GOP political strategists fear a shift in Congressional seats from
Republican to Democratic hands in the mid-term elections this November
could spur a renewed movement to impeach President George W. Bush.
Other strategists agree. Dissatisfaction grows almost daily with
Bush in both the moderate and conservative Republican ranks and some
might be willing to go along with Democratic calls for impeachment to
protect their own seats if the GOP majority is reduced by the elections.
“Look, this administration has become the gang that can’t shoot
straight,” says one unhappy strategist that I worked with during my
days on Capitol Hill from 1981-87. “The Democrats don’t even have to
win back control. If they make enough gains that will scare the
Republicans enough to think more about their own political hides.”
Don’t expect any Republican to admit such a thought publicly.
They’re concerned, not suicidal. But more and more grumble in the
cloakroom and the back halls of Congress, saying Bush is a serious
liability to the party and may need to go.
The private talk intensified this week with published reports that
Vice President Dick Cheney may retire after the mid-terms, allowing
Bush to select a new vice president who would need to be confirmed by
Congress. Insight Magazine, a publication of the Republican-leaning, right-wing Washington Times,
quotes GOP sources saying Cheney is also becoming a liability because
of the indictment of his chief of staff in the CIA leak scandal and the
controversy surrounding the delay in reporting his shooting of a friend
and lawyer during a hunting trip.
“The sources reported a growing rift between the president and vice president as well as their staffs,” the Insight article
says. “They cited Mr. Cheney’s failure to immediately tell the
president of the accidental shooting of the vice president’s hunting
colleague earlier this month.”
That’s no surprise to us. We reported the growing rift between Bush and Cheney two weeks ago.
New polls show Bush’s personal and job approval ratings plummeting
to 34 percent but Cheney’s ratings fall even lower to 18 percent.
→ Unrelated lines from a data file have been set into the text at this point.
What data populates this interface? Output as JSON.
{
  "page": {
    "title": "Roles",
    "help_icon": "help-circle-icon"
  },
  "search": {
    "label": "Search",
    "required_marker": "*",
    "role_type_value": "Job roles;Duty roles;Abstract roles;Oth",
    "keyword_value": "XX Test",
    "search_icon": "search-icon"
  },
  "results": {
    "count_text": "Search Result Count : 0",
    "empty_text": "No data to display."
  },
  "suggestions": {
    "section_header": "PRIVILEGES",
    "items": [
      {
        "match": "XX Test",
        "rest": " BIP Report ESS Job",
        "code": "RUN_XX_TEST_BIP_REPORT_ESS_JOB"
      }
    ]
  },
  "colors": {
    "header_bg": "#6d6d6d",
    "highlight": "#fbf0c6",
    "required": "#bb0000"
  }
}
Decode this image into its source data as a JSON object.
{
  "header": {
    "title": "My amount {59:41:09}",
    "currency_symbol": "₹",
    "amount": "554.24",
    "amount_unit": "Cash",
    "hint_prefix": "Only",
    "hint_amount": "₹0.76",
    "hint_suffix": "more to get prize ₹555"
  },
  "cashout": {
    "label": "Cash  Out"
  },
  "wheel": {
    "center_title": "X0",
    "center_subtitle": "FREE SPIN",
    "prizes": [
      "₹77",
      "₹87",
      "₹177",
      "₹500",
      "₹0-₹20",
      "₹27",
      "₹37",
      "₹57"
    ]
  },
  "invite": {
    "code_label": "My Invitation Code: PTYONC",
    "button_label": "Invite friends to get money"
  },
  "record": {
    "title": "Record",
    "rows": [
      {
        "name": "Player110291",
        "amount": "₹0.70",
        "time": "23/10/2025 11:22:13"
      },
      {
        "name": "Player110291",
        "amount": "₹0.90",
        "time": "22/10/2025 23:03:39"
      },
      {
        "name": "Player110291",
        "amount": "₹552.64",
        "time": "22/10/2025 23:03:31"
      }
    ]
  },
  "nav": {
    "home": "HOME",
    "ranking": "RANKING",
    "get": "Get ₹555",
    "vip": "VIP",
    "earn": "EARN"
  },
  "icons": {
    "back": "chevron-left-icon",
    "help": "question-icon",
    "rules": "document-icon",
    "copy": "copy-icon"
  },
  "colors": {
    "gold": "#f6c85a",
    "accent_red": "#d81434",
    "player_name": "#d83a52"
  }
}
What
really concerns GOP political operatives, though, is the sharp drop in
the President’s personal popularity.
“The prospects look very grim for Republicans,” says Ross Baker, a political scientist at Rutgers University.
Larry Sabato, political analyst at the University of Virginia, says
Bush’s problems in the midterms parallel those that faced the
Republican party in the pivotal 1972 midterm elections after Richard
Nixon resigned in disgrace or the 1966 midterms when widespread voter
dissatisfaction with Lyndon Johnson cost Democrats seats in both the
House and Senate.
“If the election were held next week, Democrats would probably take control of at least one house of Congress,” Sabato says.
Such a thought means Republicans may have to start eating their own
if they want to survive – and that means even more trouble for the
star-crossed administration of George W. Bush.